When Jerry, George, Kramer, and Elaine weren’t musing on button placement, they were raving about Mackinaw peaches or deciding where to eat. Here’s a guide to some of the best restaurants made famous on Seinfeld:
Al’s Soup Kitchen – “The Soup Nazi”
Based on an actual soup kitchen near Times Square, the exaggerated version of the guy who ran the place (Larry Thomas) was wildly temperamental, especially about the ordering process. What happened if you didn’t order right? He’d yell “No soup for you!” (this line became a meme way before Nyan Cat) and give you the boot.
This episode inspired numerous Seinfeld catchphrases — the aforementioned “no soup,” “schmoopy,” and “jambalaya!” Years later, it also inspired the author of this article to try ordering mulligatawny. Never again. Tasted gross. No soup for me.
The Chinese Restaurant – “The Chinese Restaurant”
This episode is well-known for being set in real time, with all the action taking place as Jerry, George, and Elaine impatiently waited to be seated for a table at a Chinese restaurant. No eating ever actually took place — though Elaine nearly ate a stranger’s egg roll before chickening out. In the end, George gave up to tend to his flailing relationship with Tatiana, Jerry left to go to his uncle’s, and Elaine presumably stuffed her face at Sky Burger.
Too bad. They only needed to wait another five seconds.
Gray’s Papaya – “The Movie”
Kramer was hungry, but certainly not hungry enough to eat a movie-theater hot dog (not that time, at least). He had his heart set on a Papaya King hot dog, and he was willing to risk being separated from his friends at a crowded movie theater in order to get one. Despite his continued references to Papaya King, it was actually Gray’s Papaya where he ended up buying his hot dog.
Who can blame him? They’re 100 percent all beef, and tastier than filet mignon.
Gyro Stand – “The Cigar Store Indian”
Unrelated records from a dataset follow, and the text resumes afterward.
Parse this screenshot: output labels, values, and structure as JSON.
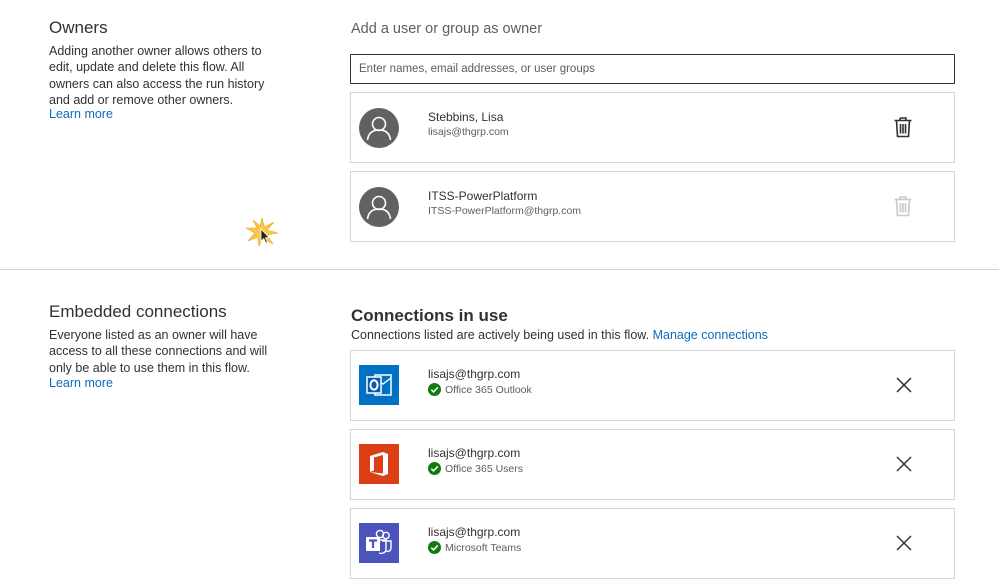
{
  "owners": {
    "title": "Owners",
    "description": "Adding another owner allows others to edit, update and delete this flow. All owners can also access the run history and add or remove other owners.",
    "learn_more": "Learn more",
    "add_label": "Add a user or group as owner",
    "search_placeholder": "Enter names, email addresses, or user groups",
    "list": [
      {
        "name": "Stebbins, Lisa",
        "email": "lisajs@thgrp.com",
        "delete_enabled": true
      },
      {
        "name": "ITSS-PowerPlatform",
        "email": "ITSS-PowerPlatform@thgrp.com",
        "delete_enabled": false
      }
    ]
  },
  "embedded": {
    "title": "Embedded connections",
    "description": "Everyone listed as an owner will have access to all these connections and will only be able to use them in this flow.",
    "learn_more": "Learn more"
  },
  "connections": {
    "title": "Connections in use",
    "description": "Connections listed are actively being used in this flow.",
    "manage_link": "Manage connections",
    "list": [
      {
        "email": "lisajs@thgrp.com",
        "service": "Office 365 Outlook",
        "icon": "outlook-icon",
        "color": "#0072c6"
      },
      {
        "email": "lisajs@thgrp.com",
        "service": "Office 365 Users",
        "icon": "office-icon",
        "color": "#dc3e15"
      },
      {
        "email": "lisajs@thgrp.com",
        "service": "Microsoft Teams",
        "icon": "teams-icon",
        "color": "#4b53bc"
      }
    ]
  },
  "colors": {
    "link": "#0f6cbd",
    "avatar": "#616161",
    "status_ok": "#107c10",
    "trash_enabled": "#323130",
    "trash_disabled": "#c8c8c8"
  }
}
How do you pronounce “gyro?” Some people say “guy-row,” and some people say “gee-row.” I believe the correct pronunciation is actually, “Euro,” but I’ve honestly never heard anyone actually say it like that. What I can say for sure, however, is that “jye-row” is way, way off. Either way, one thing we can all agree on is that being able to purchase one on a subway platform is just about the greatest thing in the world in terms of answering one’s cravings and, quite possibly, the worst thing in the world in terms of sanitary conditions.